* **Assigned task**: Your reply should be the following data, copied exactly.

Dataset rows for apps and sites:
★ ★ ★

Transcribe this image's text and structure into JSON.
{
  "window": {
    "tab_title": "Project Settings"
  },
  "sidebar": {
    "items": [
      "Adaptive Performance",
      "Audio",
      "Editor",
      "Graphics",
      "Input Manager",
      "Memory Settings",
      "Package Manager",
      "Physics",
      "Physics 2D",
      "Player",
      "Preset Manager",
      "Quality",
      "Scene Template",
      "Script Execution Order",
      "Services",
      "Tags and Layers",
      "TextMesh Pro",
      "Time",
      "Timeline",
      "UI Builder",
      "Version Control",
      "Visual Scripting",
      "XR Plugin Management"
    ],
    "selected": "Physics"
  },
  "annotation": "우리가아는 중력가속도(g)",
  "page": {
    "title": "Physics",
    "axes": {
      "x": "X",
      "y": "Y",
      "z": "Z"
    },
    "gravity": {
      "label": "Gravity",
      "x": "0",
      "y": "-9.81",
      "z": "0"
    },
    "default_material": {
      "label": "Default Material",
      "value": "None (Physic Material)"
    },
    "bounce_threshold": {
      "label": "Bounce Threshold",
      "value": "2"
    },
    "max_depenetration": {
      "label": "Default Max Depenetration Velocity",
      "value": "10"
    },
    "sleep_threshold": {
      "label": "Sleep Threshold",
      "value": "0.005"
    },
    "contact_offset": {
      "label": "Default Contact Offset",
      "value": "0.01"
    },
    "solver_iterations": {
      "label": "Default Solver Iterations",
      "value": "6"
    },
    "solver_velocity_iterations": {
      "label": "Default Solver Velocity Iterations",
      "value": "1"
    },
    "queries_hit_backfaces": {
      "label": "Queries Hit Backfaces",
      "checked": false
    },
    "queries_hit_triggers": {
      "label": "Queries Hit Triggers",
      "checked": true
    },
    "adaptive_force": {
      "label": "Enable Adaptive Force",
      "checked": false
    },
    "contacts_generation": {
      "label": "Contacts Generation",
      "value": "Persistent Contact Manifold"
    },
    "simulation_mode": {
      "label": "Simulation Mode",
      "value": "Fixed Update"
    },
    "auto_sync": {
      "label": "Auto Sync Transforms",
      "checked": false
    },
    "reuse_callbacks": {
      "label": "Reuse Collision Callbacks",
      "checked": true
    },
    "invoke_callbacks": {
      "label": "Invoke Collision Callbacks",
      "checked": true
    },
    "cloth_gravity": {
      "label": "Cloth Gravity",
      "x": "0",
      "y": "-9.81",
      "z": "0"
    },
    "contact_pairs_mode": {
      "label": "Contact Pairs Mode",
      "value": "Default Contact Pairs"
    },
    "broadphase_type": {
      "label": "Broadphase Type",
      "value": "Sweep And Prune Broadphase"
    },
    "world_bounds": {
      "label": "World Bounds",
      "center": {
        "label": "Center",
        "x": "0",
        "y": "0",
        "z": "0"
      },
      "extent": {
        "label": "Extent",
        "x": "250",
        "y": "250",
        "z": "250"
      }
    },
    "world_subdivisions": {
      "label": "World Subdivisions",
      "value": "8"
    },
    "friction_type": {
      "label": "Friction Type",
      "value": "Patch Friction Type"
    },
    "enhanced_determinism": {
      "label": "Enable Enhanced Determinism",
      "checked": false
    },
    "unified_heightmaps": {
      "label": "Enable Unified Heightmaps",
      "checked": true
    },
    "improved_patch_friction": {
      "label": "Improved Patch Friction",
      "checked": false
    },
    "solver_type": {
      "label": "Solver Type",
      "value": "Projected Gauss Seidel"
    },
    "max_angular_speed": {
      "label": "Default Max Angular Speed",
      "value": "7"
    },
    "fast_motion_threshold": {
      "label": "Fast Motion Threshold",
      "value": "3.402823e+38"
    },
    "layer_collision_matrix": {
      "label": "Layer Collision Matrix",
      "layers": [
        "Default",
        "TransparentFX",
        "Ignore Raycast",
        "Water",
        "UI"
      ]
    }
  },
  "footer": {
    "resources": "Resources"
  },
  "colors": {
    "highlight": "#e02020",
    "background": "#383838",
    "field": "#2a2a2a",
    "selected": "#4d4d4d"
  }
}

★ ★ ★

* **Reply to the task**:
Transcribe this image's text and structure into JSON.
{
  "window": {
    "tab_title": "Project Settings"
  },
  "sidebar": {
    "items": [
      "Adaptive Performance",
      "Audio",
      "Editor",
      "Graphics",
      "Input Manager",
      "Memory Settings",
      "Package Manager",
      "Physics",
      "Physics 2D",
      "Player",
      "Preset Manager",
      "Quality",
      "Scene Template",
      "Script Execution Order",
      "Services",
      "Tags and Layers",
      "TextMesh Pro",
      "Time",
      "Timeline",
      "UI Builder",
      "Version Control",
      "Visual Scripting",
      "XR Plugin Management"
    ],
    "selected": "Physics"
  },
  "annotation": "우리가아는 중력가속도(g)",
  "page": {
    "title": "Physics",
    "axes": {
      "x": "X",
      "y": "Y",
      "z": "Z"
    },
    "gravity": {
      "label": "Gravity",
      "x": "0",
      "y": "-9.81",
      "z": "0"
    },
    "default_material": {
      "label": "Default Material",
      "value": "None (Physic Material)"
    },
    "bounce_threshold": {
      "label": "Bounce Threshold",
      "value": "2"
    },
    "max_depenetration": {
      "label": "Default Max Depenetration Velocity",
      "value": "10"
    },
    "sleep_threshold": {
      "label": "Sleep Threshold",
      "value": "0.005"
    },
    "contact_offset": {
      "label": "Default Contact Offset",
      "value": "0.01"
    },
    "solver_iterations": {
      "label": "Default Solver Iterations",
      "value": "6"
    },
    "solver_velocity_iterations": {
      "label": "Default Solver Velocity Iterations",
      "value": "1"
    },
    "queries_hit_backfaces": {
      "label": "Queries Hit Backfaces",
      "checked": false
    },
    "queries_hit_triggers": {
      "label": "Queries Hit Triggers",
      "checked": true
    },
    "adaptive_force": {
      "label": "Enable Adaptive Force",
      "checked": false
    },
    "contacts_generation": {
      "label": "Contacts Generation",
      "value": "Persistent Contact Manifold"
    },
    "simulation_mode": {
      "label": "Simulation Mode",
      "value": "Fixed Update"
    },
    "auto_sync": {
      "label": "Auto Sync Transforms",
      "checked": false
    },
    "reuse_callbacks": {
      "label": "Reuse Collision Callbacks",
      "checked": true
    },
    "invoke_callbacks": {
      "label": "Invoke Collision Callbacks",
      "checked": true
    },
    "cloth_gravity": {
      "label": "Cloth Gravity",
      "x": "0",
      "y": "-9.81",
      "z": "0"
    },
    "contact_pairs_mode": {
      "label": "Contact Pairs Mode",
      "value": "Default Contact Pairs"
    },
    "broadphase_type": {
      "label": "Broadphase Type",
      "value": "Sweep And Prune Broadphase"
    },
    "world_bounds": {
      "label": "World Bounds",
      "center": {
        "label": "Center",
        "x": "0",
        "y": "0",
        "z": "0"
      },
      "extent": {
        "label": "Extent",
        "x": "250",
        "y": "250",
        "z": "250"
      }
    },
    "world_subdivisions": {
      "label": "World Subdivisions",
      "value": "8"
    },
    "friction_type": {
      "label": "Friction Type",
      "value": "Patch Friction Type"
    },
    "enhanced_determinism": {
      "label": "Enable Enhanced Determinism",
      "checked": false
    },
    "unified_heightmaps": {
      "label": "Enable Unified Heightmaps",
      "checked": true
    },
    "improved_patch_friction": {
      "label": "Improved Patch Friction",
      "checked": false
    },
    "solver_type": {
      "label": "Solver Type",
      "value": "Projected Gauss Seidel"
    },
    "max_angular_speed": {
      "label": "Default Max Angular Speed",
      "value": "7"
    },
    "fast_motion_threshold": {
      "label": "Fast Motion Threshold",
      "value": "3.402823e+38"
    },
    "layer_collision_matrix": {
      "label": "Layer Collision Matrix",
      "layers": [
        "Default",
        "TransparentFX",
        "Ignore Raycast",
        "Water",
        "UI"
      ]
    }
  },
  "footer": {
    "resources": "Resources"
  },
  "colors": {
    "highlight": "#e02020",
    "background": "#383838",
    "field": "#2a2a2a",
    "selected": "#4d4d4d"
  }
}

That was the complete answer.